UNIVERSITY NEWS LAST UPDATED : 24 AUGUST
Final-year BMus Cello student Gary Hunt shares his experiences as an international student on the Erasmus Programme at the Royal Danish Academy of Music.
Q. Why did you decide to spend part of your degree at the Academy?
It was important for me to experience conservatoire life outside of the UK for a while. Scandinavia had always fascinated me culturally: specifically musically, hearing of the great reputation the schools hold over there. Copenhagen as a city is incredibly beautiful and I wanted to live in a place that would inspire me, especially creatively. Morten Zeuthen my professor has a great reputation throughout Europe and, therefore, thought I should apply and hope for the best. The atmosphere throughout the Academy was one of determination, passion, friendship and, most of all, just a sense of pure love for the world of classical music.

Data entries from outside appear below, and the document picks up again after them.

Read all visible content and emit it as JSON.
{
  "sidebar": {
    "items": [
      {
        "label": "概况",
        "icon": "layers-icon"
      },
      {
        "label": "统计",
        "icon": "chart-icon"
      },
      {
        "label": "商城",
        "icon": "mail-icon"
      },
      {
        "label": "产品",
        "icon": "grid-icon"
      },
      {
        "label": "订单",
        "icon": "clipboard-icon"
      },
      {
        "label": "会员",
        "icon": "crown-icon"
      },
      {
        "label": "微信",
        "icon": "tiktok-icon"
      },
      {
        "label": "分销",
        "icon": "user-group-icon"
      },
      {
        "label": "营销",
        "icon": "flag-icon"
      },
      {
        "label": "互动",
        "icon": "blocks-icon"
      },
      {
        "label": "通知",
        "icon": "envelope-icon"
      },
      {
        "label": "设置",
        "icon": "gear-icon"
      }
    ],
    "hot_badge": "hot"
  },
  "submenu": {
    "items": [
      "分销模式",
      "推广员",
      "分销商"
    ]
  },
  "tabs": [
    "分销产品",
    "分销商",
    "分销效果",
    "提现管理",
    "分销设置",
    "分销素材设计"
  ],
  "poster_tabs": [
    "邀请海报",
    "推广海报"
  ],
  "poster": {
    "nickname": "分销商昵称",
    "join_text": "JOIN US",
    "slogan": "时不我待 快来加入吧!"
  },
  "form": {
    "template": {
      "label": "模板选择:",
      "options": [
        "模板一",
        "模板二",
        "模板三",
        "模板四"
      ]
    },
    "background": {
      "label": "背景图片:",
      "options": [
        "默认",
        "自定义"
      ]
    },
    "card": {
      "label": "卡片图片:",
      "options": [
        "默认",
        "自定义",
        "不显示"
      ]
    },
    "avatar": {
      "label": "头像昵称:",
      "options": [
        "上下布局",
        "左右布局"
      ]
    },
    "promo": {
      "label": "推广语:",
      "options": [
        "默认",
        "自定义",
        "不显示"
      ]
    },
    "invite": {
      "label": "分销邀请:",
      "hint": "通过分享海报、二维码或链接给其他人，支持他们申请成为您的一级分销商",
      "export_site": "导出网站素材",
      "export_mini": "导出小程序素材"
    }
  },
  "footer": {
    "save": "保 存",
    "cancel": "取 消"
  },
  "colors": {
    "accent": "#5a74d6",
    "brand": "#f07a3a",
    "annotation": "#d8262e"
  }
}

Q. What was the application process like?
It was very clear and professional. International Coordinator Ruth Wootton made the process smooth, bearing in mind the obstacles created by the pandemic. I found it exciting, and managing my time was important. Having to produce a high level video of my cello playing and creating a strong CV were paramount in being selected to enrol.
Q. What were the highlights of the year at the Academy and how has it made you a better musician?
There were many highlights of this year out. Apart from the musical side of things, it gave me an incredible insight into a different culture. Most importantly, it let me blossom as a cellist and musician, giving me lots of opportunities to perform. I was selected to play alongside Randi Laubek, a distinguished songwriter, to perform her new album, in the recital hall of the Academy. This was one of the best highlights, I would say. The other great highlight was being chamber coached by the Danish String Quartet, most notably the cellist Fredrik Sjölin, who was an absolute pleasure to work with. The whole experience has made me harder working and more open to taking opportunities that may be out of my comfort zone.
Q. What were the challenges you faced as an international student?
Settling in was the main challenge. I try to make myself feel at home as much as possible anywhere I go; however, the Danish social culture was more difficult to navigate than I thought. They are generally more reserved, and this is different to back home in crazy Belfast. Therefore, I had to select my words and phrases a little more carefully. Apart from that, being an international student was an absolute pleasure.
Q. Will other students have the opportunity to study through the Erasmus Programme?
The UK has now left the Erasmus programme, but has established the Turing Scheme in its place. BCU has Erasmus funding until 2023, and students will have the chance to study abroad on the Erasmus Programme or Turing Scheme as part of their RBC course.
Q. Does RBC have strong ties with the Academy?
Yes, the Conservatoire has partnered with the Academy since 2014 exchanging many students and staff over the years.
Q. Do you have any plans to return?
I would love to return to Copenhagen, as I have made some lifelong friends and will certainly cross paths in the future, depending on where my musical career takes me.